Film challenges Holocaust naysayers

A half-century later, perhaps the scariest thing about the Nazi regime's final solution is that the horrors of the Holocaust can be dismissed as irrelevant to current generations -- or worse, dismissed as not having happened at all.

It is that palpable fear, as projected persuasively by actor/producer Leonard Nimoy, which provides the dramatic power of "Never Forget," a movie premiering tonight on cable's TNT service (at 8 p.m., with repeats at 10 p.m. and midnight, and on April 9, 10, 13 and 14).


Nimoy (far removed here from his unemotional Mr. Spock of "Star Trek") portrays a real-life California lumber merchant, Mel Mermelstein, who in 1980 was responsible for achieving the first formal notice in a U.S. court that the events of the Holocaust are "not reasonably subject to dispute."
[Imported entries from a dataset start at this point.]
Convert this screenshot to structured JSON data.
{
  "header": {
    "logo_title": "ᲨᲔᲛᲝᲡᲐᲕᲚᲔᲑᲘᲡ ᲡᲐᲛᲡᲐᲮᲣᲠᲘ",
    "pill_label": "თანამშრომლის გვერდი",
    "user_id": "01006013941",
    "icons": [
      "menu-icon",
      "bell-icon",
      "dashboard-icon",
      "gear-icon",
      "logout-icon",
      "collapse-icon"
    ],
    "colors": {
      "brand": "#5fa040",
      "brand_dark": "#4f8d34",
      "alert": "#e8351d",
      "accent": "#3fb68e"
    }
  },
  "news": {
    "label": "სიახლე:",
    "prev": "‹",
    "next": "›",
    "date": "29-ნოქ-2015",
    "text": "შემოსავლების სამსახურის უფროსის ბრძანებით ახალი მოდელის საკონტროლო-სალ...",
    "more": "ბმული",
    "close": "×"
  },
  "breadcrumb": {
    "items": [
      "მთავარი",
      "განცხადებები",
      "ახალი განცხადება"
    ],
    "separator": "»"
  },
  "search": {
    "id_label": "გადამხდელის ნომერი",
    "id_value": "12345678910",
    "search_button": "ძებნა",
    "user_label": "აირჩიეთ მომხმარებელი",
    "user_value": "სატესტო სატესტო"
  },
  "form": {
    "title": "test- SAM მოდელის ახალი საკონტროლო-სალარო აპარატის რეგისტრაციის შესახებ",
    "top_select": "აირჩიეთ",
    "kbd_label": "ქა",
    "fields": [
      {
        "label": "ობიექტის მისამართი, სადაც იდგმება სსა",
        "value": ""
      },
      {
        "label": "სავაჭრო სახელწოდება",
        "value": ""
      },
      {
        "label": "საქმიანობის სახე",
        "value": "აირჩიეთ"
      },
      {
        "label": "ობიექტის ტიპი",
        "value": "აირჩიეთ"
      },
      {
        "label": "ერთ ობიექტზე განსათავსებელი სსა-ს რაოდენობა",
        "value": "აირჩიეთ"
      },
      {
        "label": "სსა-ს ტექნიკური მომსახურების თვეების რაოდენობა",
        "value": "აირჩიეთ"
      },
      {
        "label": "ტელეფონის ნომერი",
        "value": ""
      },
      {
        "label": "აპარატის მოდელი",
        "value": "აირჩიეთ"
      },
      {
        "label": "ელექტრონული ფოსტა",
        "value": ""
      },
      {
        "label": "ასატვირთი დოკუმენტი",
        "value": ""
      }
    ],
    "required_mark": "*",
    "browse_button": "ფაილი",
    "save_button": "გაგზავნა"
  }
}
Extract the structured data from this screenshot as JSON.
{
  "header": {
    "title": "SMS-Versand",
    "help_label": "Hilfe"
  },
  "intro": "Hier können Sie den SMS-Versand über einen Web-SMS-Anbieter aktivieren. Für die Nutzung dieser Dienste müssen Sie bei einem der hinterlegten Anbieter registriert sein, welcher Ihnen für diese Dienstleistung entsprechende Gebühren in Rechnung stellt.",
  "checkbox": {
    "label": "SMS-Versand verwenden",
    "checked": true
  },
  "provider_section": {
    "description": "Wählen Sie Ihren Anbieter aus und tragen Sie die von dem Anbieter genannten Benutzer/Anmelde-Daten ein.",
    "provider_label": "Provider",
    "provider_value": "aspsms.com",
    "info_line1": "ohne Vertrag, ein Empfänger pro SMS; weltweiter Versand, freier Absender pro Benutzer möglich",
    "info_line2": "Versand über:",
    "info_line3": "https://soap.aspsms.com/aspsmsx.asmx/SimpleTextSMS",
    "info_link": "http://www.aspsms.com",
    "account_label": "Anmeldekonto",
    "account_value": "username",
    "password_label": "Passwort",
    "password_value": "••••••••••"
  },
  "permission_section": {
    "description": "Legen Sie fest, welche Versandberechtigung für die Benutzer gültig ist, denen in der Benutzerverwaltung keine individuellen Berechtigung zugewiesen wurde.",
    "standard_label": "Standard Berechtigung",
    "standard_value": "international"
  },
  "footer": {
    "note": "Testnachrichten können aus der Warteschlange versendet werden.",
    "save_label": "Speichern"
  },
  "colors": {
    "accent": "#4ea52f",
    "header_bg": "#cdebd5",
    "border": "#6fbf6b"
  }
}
That seems a minor point, given the ample documentation of Hitler's methodical concentration camp killing of Jews, Gypsies, homosexuals, political enemies and others during World War II. Beyond that are numerous war crimes trials, from Nuremberg on, which would seem to be proof enough of the cruelty of which human beings are sometimes capable. (It is also chilling and timely to note that the term "genocide" is in the daily news even now, with the Iraqi victory over the Kurds in the Persian Gulf region.)


Yet "Never Forget" projects the small picture behind the larger truth and also raises the fear that hatred seems a perpetual human characteristic.

For Mermelstein is a man who has spent much of his life since emerging from the Auschwitz death camp, the sole survivor of his family, quietly fulfilling a promise to his father "to be a witness to the world."

In a section of his successful business in Southern California, he has assembled over the years a museum of relics of the camps, made speeches to groups about his experiences in "a scene of madness" and written letters challenging hate groups that contend the Holocaust never happened.

Yet in the movie, as in real life (Mermelstein is listed as executive producer of the film), he is challenged by one such group, the Institute of Historical Review, to prove in court that even one Jew was gassed in Hitler's ovens.

With the help of a Texas-born Irish Catholic attorney (Dabney Coleman) and the support of his wife (Blythe Danner) and family, he takes on the haters.

Like many movies whose basic motive is to deliver a message, this one is sometimes heavy-handed and obvious. But by focusing on a single man, and the effect his single-minded pursuit has on those around him, "Never Forget" brings the message down to a very personal level. And Nimoy, who pursued this project for a number of years, makes it all believable.